• Work to be completed: Lines from the listing below that contain the string "Manager" are to be reported.

• Supplied material:
^^^^

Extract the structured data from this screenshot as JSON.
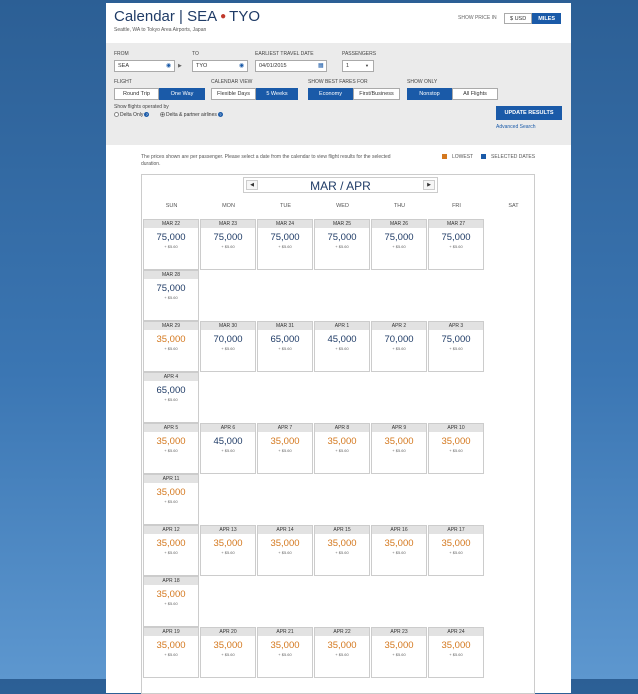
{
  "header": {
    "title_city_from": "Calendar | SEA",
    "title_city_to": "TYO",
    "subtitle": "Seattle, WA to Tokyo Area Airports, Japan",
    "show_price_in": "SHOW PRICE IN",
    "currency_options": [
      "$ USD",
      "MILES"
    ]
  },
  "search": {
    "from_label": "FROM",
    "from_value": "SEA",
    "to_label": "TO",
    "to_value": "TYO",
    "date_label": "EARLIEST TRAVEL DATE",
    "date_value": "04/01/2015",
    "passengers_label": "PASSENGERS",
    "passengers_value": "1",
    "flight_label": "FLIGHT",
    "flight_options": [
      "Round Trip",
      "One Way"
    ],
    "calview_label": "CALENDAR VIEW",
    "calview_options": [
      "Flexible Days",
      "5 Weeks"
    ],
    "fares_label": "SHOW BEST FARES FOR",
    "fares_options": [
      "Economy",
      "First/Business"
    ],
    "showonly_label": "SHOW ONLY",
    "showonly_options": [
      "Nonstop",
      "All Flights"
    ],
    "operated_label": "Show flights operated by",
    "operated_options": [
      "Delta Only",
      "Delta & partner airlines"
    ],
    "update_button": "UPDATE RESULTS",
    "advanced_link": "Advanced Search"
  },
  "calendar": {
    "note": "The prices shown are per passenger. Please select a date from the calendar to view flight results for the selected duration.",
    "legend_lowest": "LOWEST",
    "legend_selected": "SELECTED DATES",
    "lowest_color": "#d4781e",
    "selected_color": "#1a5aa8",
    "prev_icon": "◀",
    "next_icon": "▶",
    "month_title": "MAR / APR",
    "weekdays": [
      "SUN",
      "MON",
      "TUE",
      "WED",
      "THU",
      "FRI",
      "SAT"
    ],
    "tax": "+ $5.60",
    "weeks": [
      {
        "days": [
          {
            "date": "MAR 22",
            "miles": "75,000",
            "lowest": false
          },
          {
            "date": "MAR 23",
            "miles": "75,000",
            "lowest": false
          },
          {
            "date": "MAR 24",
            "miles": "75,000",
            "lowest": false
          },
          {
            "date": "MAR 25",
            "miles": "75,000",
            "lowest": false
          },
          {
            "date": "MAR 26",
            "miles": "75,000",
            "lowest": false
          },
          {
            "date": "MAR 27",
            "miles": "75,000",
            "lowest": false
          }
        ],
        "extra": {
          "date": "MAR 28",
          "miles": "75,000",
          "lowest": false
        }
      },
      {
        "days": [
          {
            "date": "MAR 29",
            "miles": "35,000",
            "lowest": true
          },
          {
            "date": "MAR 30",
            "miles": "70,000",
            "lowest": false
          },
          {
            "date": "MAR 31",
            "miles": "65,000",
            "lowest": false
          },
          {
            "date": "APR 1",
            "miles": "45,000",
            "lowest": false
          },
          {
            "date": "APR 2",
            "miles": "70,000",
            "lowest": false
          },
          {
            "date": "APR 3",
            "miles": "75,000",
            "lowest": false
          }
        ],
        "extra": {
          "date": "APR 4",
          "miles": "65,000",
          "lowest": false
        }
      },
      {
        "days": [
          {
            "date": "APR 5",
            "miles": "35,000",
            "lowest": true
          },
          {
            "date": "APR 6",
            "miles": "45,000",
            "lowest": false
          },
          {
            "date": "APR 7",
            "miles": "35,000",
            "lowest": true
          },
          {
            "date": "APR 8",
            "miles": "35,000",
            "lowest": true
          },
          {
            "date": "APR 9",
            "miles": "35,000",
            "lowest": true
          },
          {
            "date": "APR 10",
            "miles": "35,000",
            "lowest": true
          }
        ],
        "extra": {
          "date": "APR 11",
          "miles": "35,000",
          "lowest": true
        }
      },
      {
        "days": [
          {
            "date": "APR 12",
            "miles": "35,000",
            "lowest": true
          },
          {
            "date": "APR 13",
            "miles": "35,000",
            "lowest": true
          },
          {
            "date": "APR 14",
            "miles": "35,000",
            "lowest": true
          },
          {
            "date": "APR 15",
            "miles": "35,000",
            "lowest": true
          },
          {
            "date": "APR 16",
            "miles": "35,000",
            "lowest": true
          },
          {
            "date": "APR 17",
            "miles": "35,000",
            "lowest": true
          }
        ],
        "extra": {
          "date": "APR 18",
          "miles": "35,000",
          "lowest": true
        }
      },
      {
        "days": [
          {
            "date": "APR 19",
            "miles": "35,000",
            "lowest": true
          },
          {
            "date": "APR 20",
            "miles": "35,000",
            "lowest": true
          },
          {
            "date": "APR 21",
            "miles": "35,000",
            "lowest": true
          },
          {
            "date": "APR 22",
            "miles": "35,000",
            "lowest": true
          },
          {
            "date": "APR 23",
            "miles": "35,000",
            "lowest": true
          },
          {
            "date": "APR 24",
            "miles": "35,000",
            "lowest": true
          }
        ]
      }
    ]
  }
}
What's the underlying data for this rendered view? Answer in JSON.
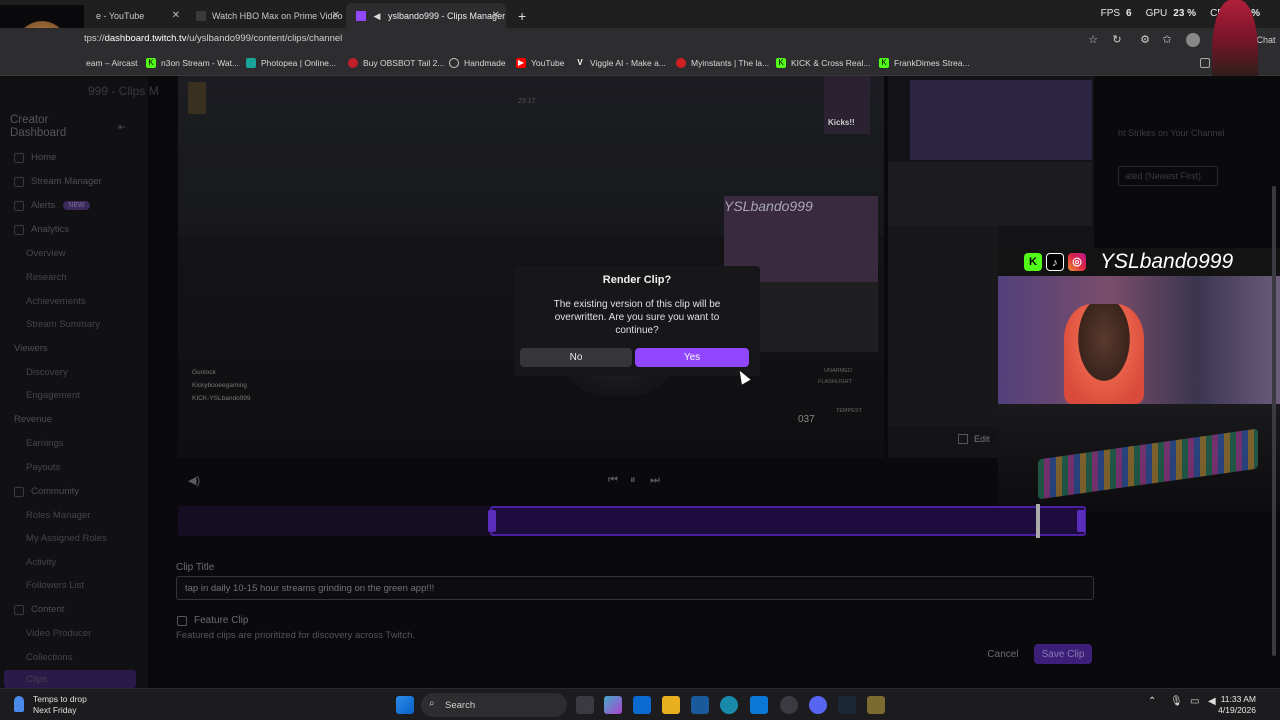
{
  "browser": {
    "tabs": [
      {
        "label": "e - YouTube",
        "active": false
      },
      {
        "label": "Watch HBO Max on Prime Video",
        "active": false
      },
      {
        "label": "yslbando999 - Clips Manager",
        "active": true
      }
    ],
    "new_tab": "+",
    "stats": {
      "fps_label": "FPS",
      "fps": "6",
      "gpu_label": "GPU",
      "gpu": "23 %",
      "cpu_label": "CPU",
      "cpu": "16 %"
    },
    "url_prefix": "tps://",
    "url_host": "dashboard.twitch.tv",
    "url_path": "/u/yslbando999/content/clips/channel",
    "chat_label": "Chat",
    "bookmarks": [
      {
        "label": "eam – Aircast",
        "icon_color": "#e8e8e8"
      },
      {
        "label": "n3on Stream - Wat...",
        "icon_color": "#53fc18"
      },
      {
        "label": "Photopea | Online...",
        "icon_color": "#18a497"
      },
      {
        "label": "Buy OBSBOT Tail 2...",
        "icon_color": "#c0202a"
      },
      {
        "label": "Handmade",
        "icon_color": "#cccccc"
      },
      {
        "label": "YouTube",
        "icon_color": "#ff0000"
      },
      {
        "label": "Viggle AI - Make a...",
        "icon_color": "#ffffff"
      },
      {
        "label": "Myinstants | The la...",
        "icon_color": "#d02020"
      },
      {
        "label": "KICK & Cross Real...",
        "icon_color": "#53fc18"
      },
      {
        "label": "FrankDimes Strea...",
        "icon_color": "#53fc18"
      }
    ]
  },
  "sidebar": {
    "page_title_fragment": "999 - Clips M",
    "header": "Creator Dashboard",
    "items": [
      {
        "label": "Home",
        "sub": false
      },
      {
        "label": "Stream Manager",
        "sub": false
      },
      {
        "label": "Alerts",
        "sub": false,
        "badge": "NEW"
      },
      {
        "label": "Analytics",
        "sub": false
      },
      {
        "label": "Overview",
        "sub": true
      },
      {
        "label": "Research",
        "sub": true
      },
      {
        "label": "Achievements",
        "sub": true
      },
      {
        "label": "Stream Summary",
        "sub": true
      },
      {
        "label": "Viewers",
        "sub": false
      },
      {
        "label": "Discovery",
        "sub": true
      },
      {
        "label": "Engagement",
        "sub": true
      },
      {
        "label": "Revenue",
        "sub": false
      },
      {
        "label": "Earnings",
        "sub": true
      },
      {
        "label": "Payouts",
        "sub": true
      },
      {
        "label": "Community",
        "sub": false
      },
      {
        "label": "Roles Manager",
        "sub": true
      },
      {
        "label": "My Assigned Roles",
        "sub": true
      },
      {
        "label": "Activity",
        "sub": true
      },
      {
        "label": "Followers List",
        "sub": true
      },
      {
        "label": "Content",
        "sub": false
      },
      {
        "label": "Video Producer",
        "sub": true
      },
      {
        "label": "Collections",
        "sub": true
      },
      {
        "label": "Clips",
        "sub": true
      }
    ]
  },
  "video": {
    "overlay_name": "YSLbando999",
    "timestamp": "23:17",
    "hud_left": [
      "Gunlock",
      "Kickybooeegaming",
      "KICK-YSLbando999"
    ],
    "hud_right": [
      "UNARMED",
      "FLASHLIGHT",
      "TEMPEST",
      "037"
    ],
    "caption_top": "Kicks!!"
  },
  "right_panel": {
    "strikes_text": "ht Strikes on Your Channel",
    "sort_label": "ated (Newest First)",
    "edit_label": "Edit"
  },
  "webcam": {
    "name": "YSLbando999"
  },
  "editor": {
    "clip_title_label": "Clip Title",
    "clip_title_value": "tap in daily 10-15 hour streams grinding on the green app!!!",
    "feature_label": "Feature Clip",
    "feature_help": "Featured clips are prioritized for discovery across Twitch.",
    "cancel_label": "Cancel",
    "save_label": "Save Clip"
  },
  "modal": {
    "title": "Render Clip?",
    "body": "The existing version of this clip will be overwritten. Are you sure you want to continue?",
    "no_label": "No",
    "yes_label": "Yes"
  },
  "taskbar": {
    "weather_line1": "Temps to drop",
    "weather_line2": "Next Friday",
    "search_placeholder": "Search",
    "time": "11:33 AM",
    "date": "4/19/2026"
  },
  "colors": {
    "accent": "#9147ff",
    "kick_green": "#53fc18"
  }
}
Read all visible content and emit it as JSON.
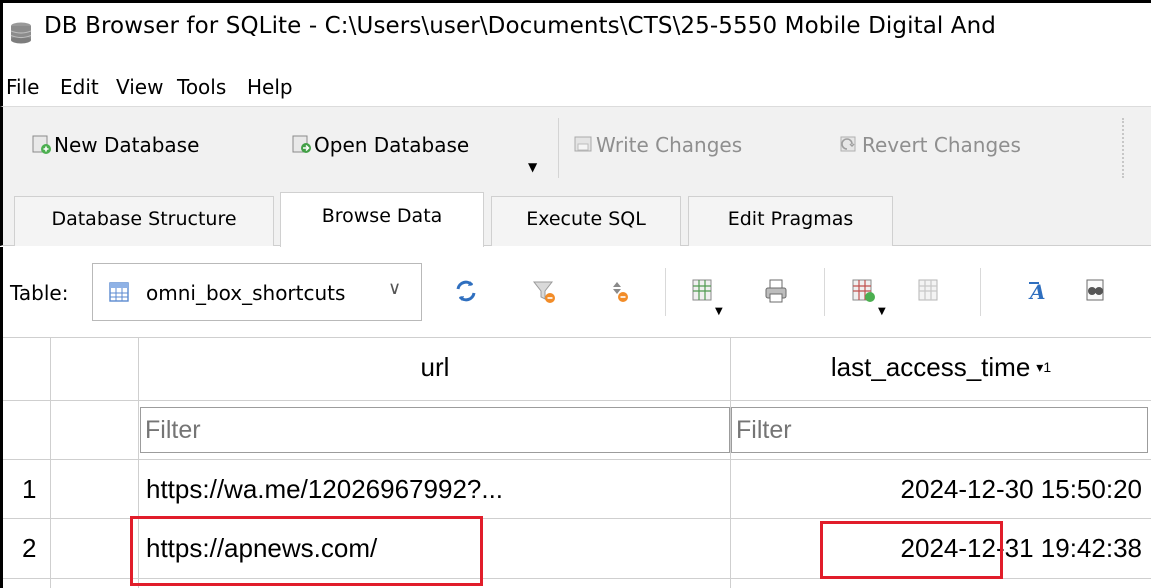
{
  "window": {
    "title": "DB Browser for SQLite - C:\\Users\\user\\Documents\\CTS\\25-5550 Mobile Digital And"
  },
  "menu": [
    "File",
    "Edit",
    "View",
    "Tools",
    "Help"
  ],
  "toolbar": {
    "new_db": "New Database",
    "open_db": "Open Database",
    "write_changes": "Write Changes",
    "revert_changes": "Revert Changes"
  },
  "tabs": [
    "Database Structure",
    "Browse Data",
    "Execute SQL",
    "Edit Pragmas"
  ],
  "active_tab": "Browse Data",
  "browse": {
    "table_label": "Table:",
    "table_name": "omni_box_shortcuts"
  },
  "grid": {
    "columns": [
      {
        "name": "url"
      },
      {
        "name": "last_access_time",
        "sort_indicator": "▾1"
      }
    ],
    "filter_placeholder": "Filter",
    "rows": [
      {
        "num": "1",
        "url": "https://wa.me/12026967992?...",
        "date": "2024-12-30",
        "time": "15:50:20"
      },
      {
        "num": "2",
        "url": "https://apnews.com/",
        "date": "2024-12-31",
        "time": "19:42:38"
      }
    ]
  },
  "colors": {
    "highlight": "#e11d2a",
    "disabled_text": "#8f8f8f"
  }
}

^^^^

• Answer to the problem:
        "label": "yslbando999 - Clips Manager",
        "label": "Stream Manager",
        "label": "Roles Manager",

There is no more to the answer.